The contrast between the saved and the lost in Revelation 13 and 14 is drawn between those who follow the Lamb and receive God's imprint upon their minds (chap. 14:4, 1) and those who bow to a man-made image and receive the beast's imprint upon the mind or hand (chap. 13:15-17.) (That the beast's number typifies the incompleteness of man's works is a related fact that space does not permit my delving into here.)

The challenge I see here for myself is the challenge of maintaining my walk with the Lamb, when by nature I get such satisfaction from being out in the kitchen with Martha and Sarah. Certainly busyness and worship are both important, but they must be kept in proper balance.

I was spiritually blessed by the part I had in preparing this issue with its emphasis on the pastor's devotional life. My own devotional life was strengthened as I read and reread the articles, and I hope yours will be too.--K.R.W.

Advertisement - Digital Discipleship (300x250)

Ministry reserves the right to approve, disapprove, and delete comments at our discretion and will not be able to respond to inquiries about these comments. Please ensure that your words are respectful, courteous, and relevant.

comments powered by Disqus
Kenneth R. Wade is an associate editor of Ministry.

January 1986

Download PDF
Ministry Cover

More Articles In This Issue

Knowing Him better

Why do we need a devotional life? What kind of devotions best meet that need? What does Jesus' example teach us about devotions? How do faith and devotions relate? And on what does the maturing Christian's prayer life focus?

Secrets of great preachers

What keeps great preachers preaching? The lives of some of history's greatest reveal the common thread of a strong devotional life. The secret of their strength lay in their constant devotion to prayer and Bible study.

Christian meditation

Meditation can mean something far greater than staring wistfully at drifting clouds.
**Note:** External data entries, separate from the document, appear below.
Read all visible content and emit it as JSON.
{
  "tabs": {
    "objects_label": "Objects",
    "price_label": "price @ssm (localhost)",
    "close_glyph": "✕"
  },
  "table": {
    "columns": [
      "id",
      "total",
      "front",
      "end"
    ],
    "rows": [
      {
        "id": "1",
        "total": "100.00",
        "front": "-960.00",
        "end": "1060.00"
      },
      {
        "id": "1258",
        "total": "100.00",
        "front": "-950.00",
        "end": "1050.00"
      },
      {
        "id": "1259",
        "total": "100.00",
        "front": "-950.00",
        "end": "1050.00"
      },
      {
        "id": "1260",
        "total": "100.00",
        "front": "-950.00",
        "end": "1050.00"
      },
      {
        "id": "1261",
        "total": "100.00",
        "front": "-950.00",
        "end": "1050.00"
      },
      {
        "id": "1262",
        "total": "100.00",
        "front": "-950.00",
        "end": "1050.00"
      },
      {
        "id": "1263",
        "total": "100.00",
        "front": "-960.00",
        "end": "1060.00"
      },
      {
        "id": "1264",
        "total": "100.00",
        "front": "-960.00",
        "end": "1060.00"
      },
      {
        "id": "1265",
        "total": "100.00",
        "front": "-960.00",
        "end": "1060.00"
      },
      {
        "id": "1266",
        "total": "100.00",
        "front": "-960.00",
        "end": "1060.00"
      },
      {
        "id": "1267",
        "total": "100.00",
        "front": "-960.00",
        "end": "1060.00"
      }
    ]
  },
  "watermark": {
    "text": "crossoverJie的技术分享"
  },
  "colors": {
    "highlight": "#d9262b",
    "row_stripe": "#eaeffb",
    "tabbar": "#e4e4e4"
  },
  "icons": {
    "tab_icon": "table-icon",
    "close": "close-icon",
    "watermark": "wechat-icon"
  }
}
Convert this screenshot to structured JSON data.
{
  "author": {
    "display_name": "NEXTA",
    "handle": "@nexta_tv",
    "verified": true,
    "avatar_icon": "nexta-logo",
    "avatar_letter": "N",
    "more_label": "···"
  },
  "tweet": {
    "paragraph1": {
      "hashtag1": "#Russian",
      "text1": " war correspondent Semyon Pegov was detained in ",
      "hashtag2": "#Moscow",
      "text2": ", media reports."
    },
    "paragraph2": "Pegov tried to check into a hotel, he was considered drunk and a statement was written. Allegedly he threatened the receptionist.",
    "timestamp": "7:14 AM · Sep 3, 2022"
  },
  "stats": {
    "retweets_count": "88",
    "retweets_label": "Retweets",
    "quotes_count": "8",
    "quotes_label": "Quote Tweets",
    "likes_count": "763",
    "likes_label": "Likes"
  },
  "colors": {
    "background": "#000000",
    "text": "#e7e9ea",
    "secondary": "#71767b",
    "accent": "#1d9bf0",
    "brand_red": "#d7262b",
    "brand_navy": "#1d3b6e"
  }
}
When guided by Scripture and practiced regularly, it can open whole new vistas to your understanding of God and His Word.

The key to a dynamic ministry

Luke, more than any other Gospel writer, sees prayer as an essential factor in the ministry of Jesus. Only Luke mentions Jesus' praying before selecting the twelve discipies, and only Luke describes in vivid detail His sweating drops of blood in Gethsemane.

The church is an organization too

Is bureaucracy ever anything other than an obstacle? What can the church learn from the business world about assimilating and nurturing members? Insights from organizational theory may help you strengthen your church's ministry.

Children of the parsonage

What's it like to be a PK? The author's survey of a number of young people from pastoral families turned up some surprising responses-most of them quite positive. She suggests practical ways to help your children benefit most from life in the parsonage.

Content with crumbs?

How do you react when the Lord seems aloof? The Syrophonecian woman was persistence personified. She received a blessing because she knew her need. Her story can help us know our own need better.

Sickness in a bottle

"I have never been involved with a church in which alcoholism was not present," asserts the author. He suggests ways to recognize this problem, examines its causes, and points toward effective treatment. The first in a two-part series.

View All Issue Contents

Digital delivery

If you're a print subscriber, we'll complement your print copy of Ministry with an electronic version.

Sign up
Advertisement - Southern Adv Univ 180x150 - Animated


Recent issues

See All
Advertisement - Digital Discipleship (160x600)